- WHAT IS EXPECTED -
Return only how many lines in the data include the string "icon".

- MATERIALS PROVIDED -
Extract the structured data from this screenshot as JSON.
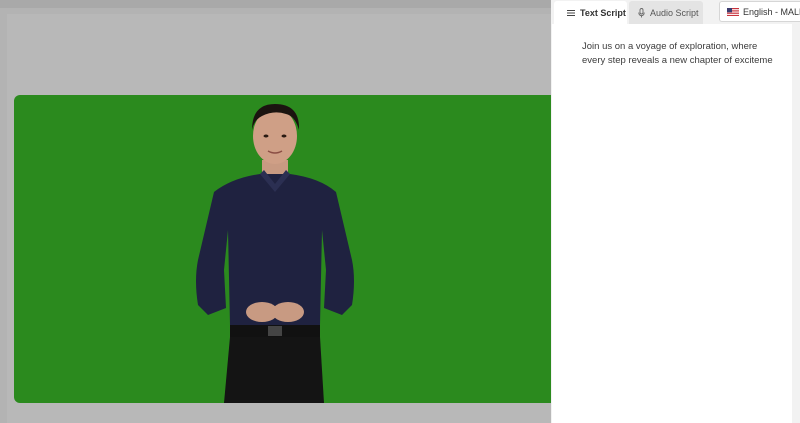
{
  "script_panel": {
    "tabs": [
      {
        "label": "Text Script",
        "icon": "list-icon",
        "active": true
      },
      {
        "label": "Audio Script",
        "icon": "microphone-icon",
        "active": false
      }
    ],
    "voice_select": {
      "value": "English - MALE",
      "flag": "us-flag-icon"
    },
    "script_text": "Join us on a voyage of exploration, where every step reveals a new chapter of exciteme"
  },
  "preview": {
    "background_color": "#2b8a1e"
  }
}
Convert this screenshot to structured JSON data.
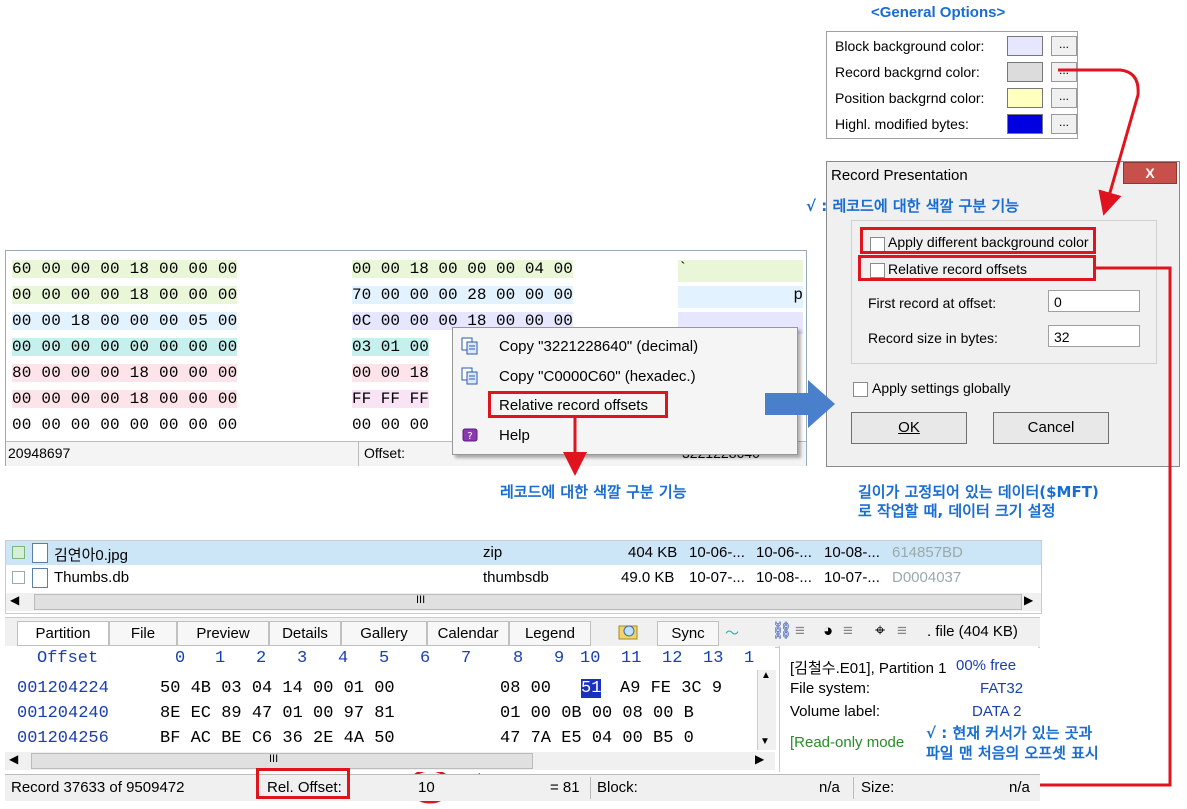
{
  "general_options": {
    "title": "<General Options>",
    "rows": [
      {
        "label": "Block background color:",
        "color": "#e6e6ff",
        "button": "..."
      },
      {
        "label": "Record backgrnd color:",
        "color": "#dcdcdc",
        "button": "..."
      },
      {
        "label": "Position backgrnd color:",
        "color": "#ffffc0",
        "button": "..."
      },
      {
        "label": "Highl. modified bytes:",
        "color": "#0000e0",
        "button": "..."
      }
    ]
  },
  "dialog": {
    "title": "Record Presentation",
    "close": "X",
    "apply_bg": "Apply different background color",
    "relative_offsets": "Relative record offsets",
    "first_record_label": "First record at offset:",
    "first_record_value": "0",
    "record_size_label": "Record size in bytes:",
    "record_size_value": "32",
    "apply_globally": "Apply settings globally",
    "ok": "OK",
    "cancel": "Cancel"
  },
  "annotations": {
    "color_feature": "√ : 레코드에 대한 색깔 구분 기능",
    "color_feature_menu": "레코드에 대한 색깔 구분 기능",
    "fixed_length_1": "길이가 고정되어 있는 데이터($MFT)",
    "fixed_length_2": "로 작업할 때, 데이터 크기 설정",
    "cursor_1": "√ : 현재 커서가 있는 곳과",
    "cursor_2": "파일 맨 처음의 오프셋 표시"
  },
  "hex_top": {
    "rows": [
      {
        "a": "60 00 00 00 18 00 00 00",
        "b": "00 00 18 00 00 00 04 00",
        "c": "`",
        "color": "#eaf6d8"
      },
      {
        "a": "00 00 00 00 18 00 00 00",
        "b": "70 00 00 00 28 00 00 00",
        "c": "p",
        "color": "#e2f2ff"
      },
      {
        "a": "00 00 18 00 00 00 05 00",
        "b": "0C 00 00 00 18 00 00 00",
        "c": "",
        "color": "#e6e6ff"
      },
      {
        "a": "00 00 00 00 00 00 00 00",
        "b": "03 01 00",
        "c": "",
        "color": "#c6f0ee"
      },
      {
        "a": "80 00 00 00 18 00 00 00",
        "b": "00 00 18",
        "c": "",
        "color": "#fde4ea"
      },
      {
        "a": "00 00 00 00 18 00 00 00",
        "b": "FF FF FF",
        "c": "",
        "color": "#f9e4f6"
      },
      {
        "a": "00 00 00 00 00 00 00 00",
        "b": "00 00 00",
        "c": "",
        "color": "#ffffff"
      }
    ],
    "status_left": "20948697",
    "status_offset": "Offset:",
    "status_right": "3221228640"
  },
  "context_menu": {
    "items": [
      "Copy \"3221228640\" (decimal)",
      "Copy \"C0000C60\" (hexadec.)",
      "Relative record offsets",
      "Help"
    ]
  },
  "file_list": {
    "rows": [
      {
        "name": "김연아0.jpg",
        "type": "zip",
        "size": "404 KB",
        "d1": "10-06-...",
        "d2": "10-06-...",
        "d3": "10-08-...",
        "hash": "614857BD"
      },
      {
        "name": "Thumbs.db",
        "type": "thumbsdb",
        "size": "49.0 KB",
        "d1": "10-07-...",
        "d2": "10-08-...",
        "d3": "10-07-...",
        "hash": "D0004037"
      }
    ],
    "scroll_mark": "III"
  },
  "tabs": [
    "Partition",
    "File",
    "Preview",
    "Details",
    "Gallery",
    "Calendar",
    "Legend"
  ],
  "toolbar": {
    "sync": "Sync",
    "file_info": ". file (404 KB)"
  },
  "hex_bottom": {
    "offset_header": "Offset",
    "col_headers": [
      "0",
      "1",
      "2",
      "3",
      "4",
      "5",
      "6",
      "7",
      "8",
      "9",
      "10",
      "11",
      "12",
      "13",
      "1"
    ],
    "rows": [
      {
        "offset": "001204224",
        "a": "50 4B 03 04 14 00 01 00",
        "b": "08 00",
        "sel": "51",
        "c": "A9 FE 3C 9"
      },
      {
        "offset": "001204240",
        "a": "8E EC 89 47 01 00 97 81",
        "b": "01 00 0B 00 08 00 B",
        "sel": "",
        "c": ""
      },
      {
        "offset": "001204256",
        "a": "BF AC BE C6 36 2E 4A 50",
        "b": "47 7A E5 04 00 B5 0",
        "sel": "",
        "c": ""
      }
    ],
    "scroll_mark": "III"
  },
  "side": {
    "l1": "[김철수.E01], Partition 1",
    "r1": "00% free",
    "l2": "File system:",
    "r2": "FAT32",
    "l3": "Volume label:",
    "r3": "DATA 2",
    "l4": "[Read-only mode"
  },
  "status": {
    "record": "Record 37633 of 9509472",
    "rel": "Rel. Offset:",
    "rel_val": "10",
    "num": "= 81",
    "block": "Block:",
    "na1": "n/a",
    "size": "Size:",
    "na2": "n/a"
  }
}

- PROBLEM SOLUTION -
3